**RECORDED INFORMATION:**
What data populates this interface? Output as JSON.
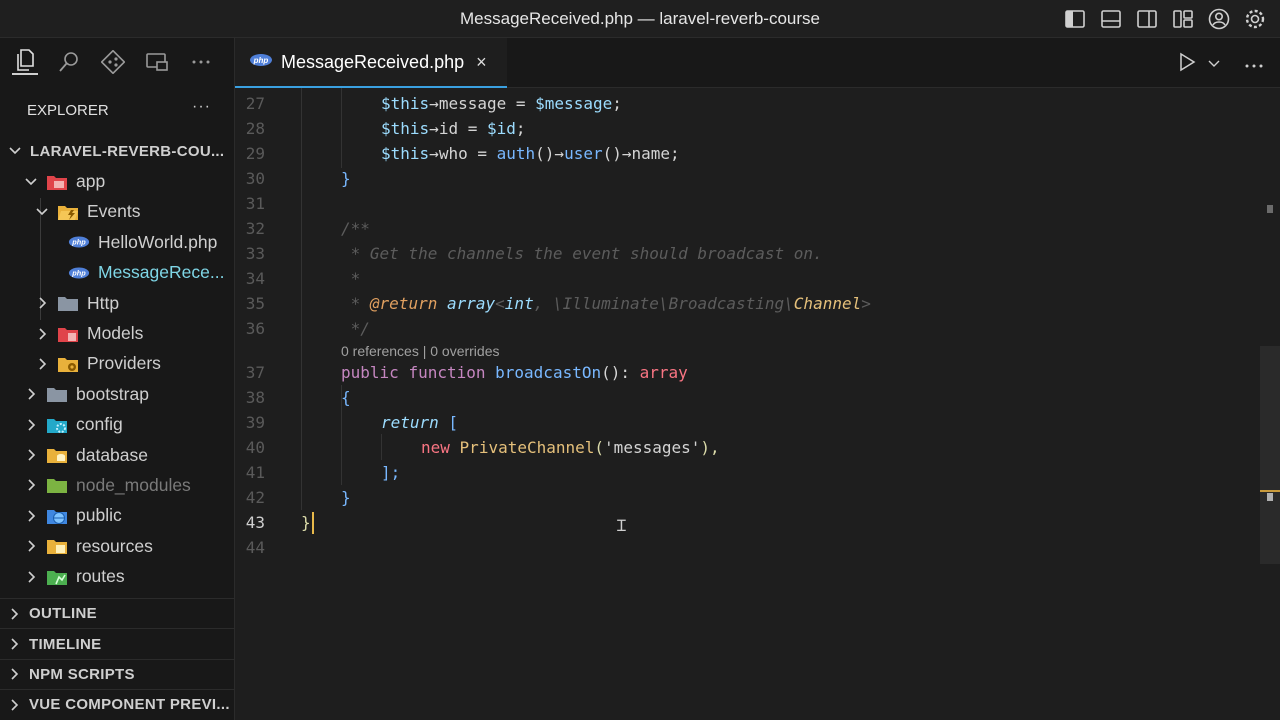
{
  "window": {
    "title": "MessageReceived.php — laravel-reverb-course"
  },
  "sidebar": {
    "header": "EXPLORER",
    "more": "···",
    "root": "LARAVEL-REVERB-COU...",
    "tree": [
      {
        "label": "app",
        "depth": 1,
        "open": true,
        "icon": "app-folder-icon"
      },
      {
        "label": "Events",
        "depth": 2,
        "open": true,
        "icon": "events-folder-icon"
      },
      {
        "label": "HelloWorld.php",
        "depth": 3,
        "icon": "php-file-icon"
      },
      {
        "label": "MessageRece...",
        "depth": 3,
        "icon": "php-file-icon",
        "selected": true
      },
      {
        "label": "Http",
        "depth": 2,
        "icon": "http-folder-icon"
      },
      {
        "label": "Models",
        "depth": 2,
        "icon": "models-folder-icon"
      },
      {
        "label": "Providers",
        "depth": 2,
        "icon": "providers-folder-icon"
      },
      {
        "label": "bootstrap",
        "depth": 1,
        "icon": "bootstrap-folder-icon"
      },
      {
        "label": "config",
        "depth": 1,
        "icon": "config-folder-icon"
      },
      {
        "label": "database",
        "depth": 1,
        "icon": "database-folder-icon"
      },
      {
        "label": "node_modules",
        "depth": 1,
        "icon": "node-modules-folder-icon",
        "dim": true
      },
      {
        "label": "public",
        "depth": 1,
        "icon": "public-folder-icon"
      },
      {
        "label": "resources",
        "depth": 1,
        "icon": "resources-folder-icon"
      },
      {
        "label": "routes",
        "depth": 1,
        "icon": "routes-folder-icon"
      }
    ],
    "panels": [
      "OUTLINE",
      "TIMELINE",
      "NPM SCRIPTS",
      "VUE COMPONENT PREVI..."
    ]
  },
  "editor": {
    "tab": {
      "name": "MessageReceived.php",
      "close": "×"
    },
    "codelens": "0 references | 0 overrides",
    "line_numbers": [
      "27",
      "28",
      "29",
      "30",
      "31",
      "32",
      "33",
      "34",
      "35",
      "36",
      "37",
      "38",
      "39",
      "40",
      "41",
      "42",
      "43",
      "44"
    ],
    "current_line": "43",
    "code": {
      "l27": {
        "a": "$this",
        "b": "→",
        "c": "message",
        "d": " = ",
        "e": "$message",
        "f": ";"
      },
      "l28": {
        "a": "$this",
        "b": "→",
        "c": "id",
        "d": " = ",
        "e": "$id",
        "f": ";"
      },
      "l29": {
        "a": "$this",
        "b": "→",
        "c": "who",
        "d": " = ",
        "e": "auth",
        "f": "()",
        "g": "→",
        "h": "user",
        "i": "()",
        "j": "→",
        "k": "name",
        "l": ";"
      },
      "l30": "}",
      "l32": "/**",
      "l33": " * Get the channels the event should broadcast on.",
      "l34": " *",
      "l35": {
        "a": " * ",
        "b": "@return",
        "c": " ",
        "d": "array",
        "e": "<",
        "f": "int",
        "g": ", \\Illuminate\\Broadcasting\\",
        "h": "Channel",
        "i": ">"
      },
      "l36": " */",
      "l37": {
        "a": "public",
        "b": " ",
        "c": "function",
        "d": " ",
        "e": "broadcastOn",
        "f": "(): ",
        "g": "array"
      },
      "l38": "{",
      "l39": {
        "a": "return",
        "b": " ["
      },
      "l40": {
        "a": "new",
        "b": " ",
        "c": "PrivateChannel",
        "d": "(",
        "e": "'messages'",
        "f": "),"
      },
      "l41": "];",
      "l42": "}",
      "l43": "}"
    }
  }
}
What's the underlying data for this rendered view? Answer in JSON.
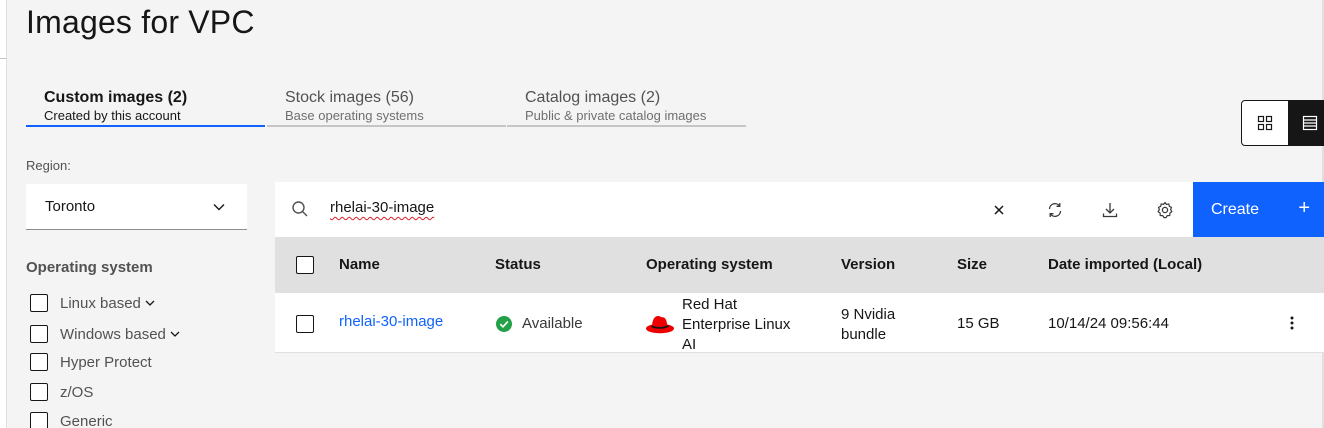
{
  "page": {
    "title": "Images for VPC"
  },
  "tabs": [
    {
      "label": "Custom images (2)",
      "sublabel": "Created by this account",
      "active": true
    },
    {
      "label": "Stock images (56)",
      "sublabel": "Base operating systems",
      "active": false
    },
    {
      "label": "Catalog images (2)",
      "sublabel": "Public & private catalog images",
      "active": false
    }
  ],
  "view_switch": {
    "options": [
      "grid-icon",
      "list-icon"
    ],
    "selected": "list"
  },
  "filters": {
    "region_label": "Region:",
    "region_value": "Toronto",
    "os_title": "Operating system",
    "os_options": [
      {
        "label": "Linux based",
        "expandable": true,
        "checked": false
      },
      {
        "label": "Windows based",
        "expandable": true,
        "checked": false
      },
      {
        "label": "Hyper Protect",
        "expandable": false,
        "checked": false
      },
      {
        "label": "z/OS",
        "expandable": false,
        "checked": false
      },
      {
        "label": "Generic",
        "expandable": false,
        "checked": false
      }
    ]
  },
  "toolbar": {
    "search_value": "rhelai-30-image",
    "icons": [
      "search-icon",
      "clear-icon",
      "refresh-icon",
      "download-icon",
      "settings-icon"
    ],
    "create_label": "Create",
    "create_icon": "+"
  },
  "table": {
    "columns": [
      "Name",
      "Status",
      "Operating system",
      "Version",
      "Size",
      "Date imported (Local)"
    ],
    "rows": [
      {
        "name": "rhelai-30-image",
        "status": "Available",
        "os_line1": "Red Hat",
        "os_line2": "Enterprise Linux",
        "os_line3": "AI",
        "version_line1": "9 Nvidia",
        "version_line2": "bundle",
        "size": "15 GB",
        "date_imported": "10/14/24 09:56:44"
      }
    ]
  },
  "colors": {
    "accent": "#0f62fe",
    "success": "#24a148",
    "redhat": "#ee0000",
    "header_bg": "#e0e0e0"
  }
}
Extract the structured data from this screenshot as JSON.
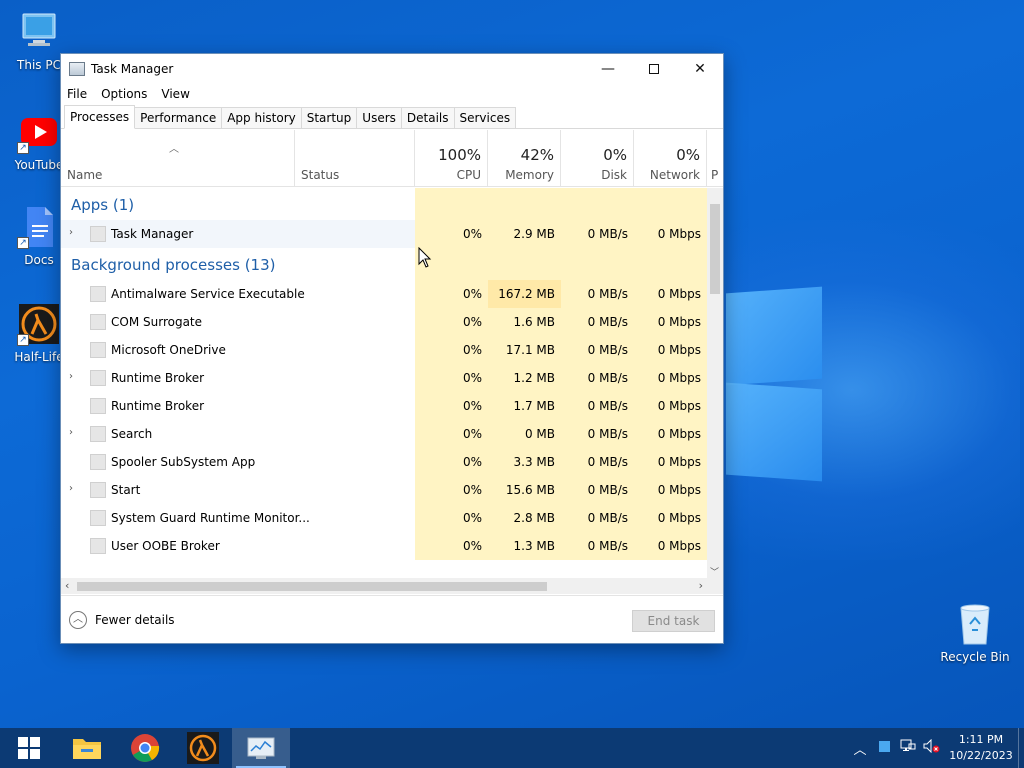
{
  "desktop": {
    "icons": [
      {
        "label": "This PC"
      },
      {
        "label": "YouTube"
      },
      {
        "label": "Docs"
      },
      {
        "label": "Half-Life"
      }
    ],
    "recycle_bin": "Recycle Bin"
  },
  "window": {
    "title": "Task Manager",
    "menu": [
      "File",
      "Options",
      "View"
    ],
    "tabs": [
      "Processes",
      "Performance",
      "App history",
      "Startup",
      "Users",
      "Details",
      "Services"
    ],
    "active_tab": "Processes",
    "columns": {
      "name": "Name",
      "status": "Status",
      "cpu": {
        "pct": "100%",
        "label": "CPU"
      },
      "memory": {
        "pct": "42%",
        "label": "Memory"
      },
      "disk": {
        "pct": "0%",
        "label": "Disk"
      },
      "network": {
        "pct": "0%",
        "label": "Network"
      },
      "power_partial": "P"
    },
    "groups": {
      "apps": "Apps (1)",
      "background": "Background processes (13)"
    },
    "apps": [
      {
        "name": "Task Manager",
        "cpu": "0%",
        "mem": "2.9 MB",
        "disk": "0 MB/s",
        "net": "0 Mbps",
        "expandable": true
      }
    ],
    "background": [
      {
        "name": "Antimalware Service Executable",
        "cpu": "0%",
        "mem": "167.2 MB",
        "disk": "0 MB/s",
        "net": "0 Mbps",
        "expandable": false
      },
      {
        "name": "COM Surrogate",
        "cpu": "0%",
        "mem": "1.6 MB",
        "disk": "0 MB/s",
        "net": "0 Mbps",
        "expandable": false
      },
      {
        "name": "Microsoft OneDrive",
        "cpu": "0%",
        "mem": "17.1 MB",
        "disk": "0 MB/s",
        "net": "0 Mbps",
        "expandable": false
      },
      {
        "name": "Runtime Broker",
        "cpu": "0%",
        "mem": "1.2 MB",
        "disk": "0 MB/s",
        "net": "0 Mbps",
        "expandable": true
      },
      {
        "name": "Runtime Broker",
        "cpu": "0%",
        "mem": "1.7 MB",
        "disk": "0 MB/s",
        "net": "0 Mbps",
        "expandable": false
      },
      {
        "name": "Search",
        "cpu": "0%",
        "mem": "0 MB",
        "disk": "0 MB/s",
        "net": "0 Mbps",
        "expandable": true
      },
      {
        "name": "Spooler SubSystem App",
        "cpu": "0%",
        "mem": "3.3 MB",
        "disk": "0 MB/s",
        "net": "0 Mbps",
        "expandable": false
      },
      {
        "name": "Start",
        "cpu": "0%",
        "mem": "15.6 MB",
        "disk": "0 MB/s",
        "net": "0 Mbps",
        "expandable": true
      },
      {
        "name": "System Guard Runtime Monitor...",
        "cpu": "0%",
        "mem": "2.8 MB",
        "disk": "0 MB/s",
        "net": "0 Mbps",
        "expandable": false
      },
      {
        "name": "User OOBE Broker",
        "cpu": "0%",
        "mem": "1.3 MB",
        "disk": "0 MB/s",
        "net": "0 Mbps",
        "expandable": false
      }
    ],
    "footer": {
      "fewer_details": "Fewer details",
      "end_task": "End task"
    }
  },
  "taskbar": {
    "clock_time": "1:11 PM",
    "clock_date": "10/22/2023"
  },
  "colors": {
    "heat_light": "#fff4c4",
    "heat_medium": "#ffe9a8",
    "group_title": "#1f5fa8"
  }
}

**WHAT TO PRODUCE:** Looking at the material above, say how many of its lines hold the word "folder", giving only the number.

**RESULT:** 12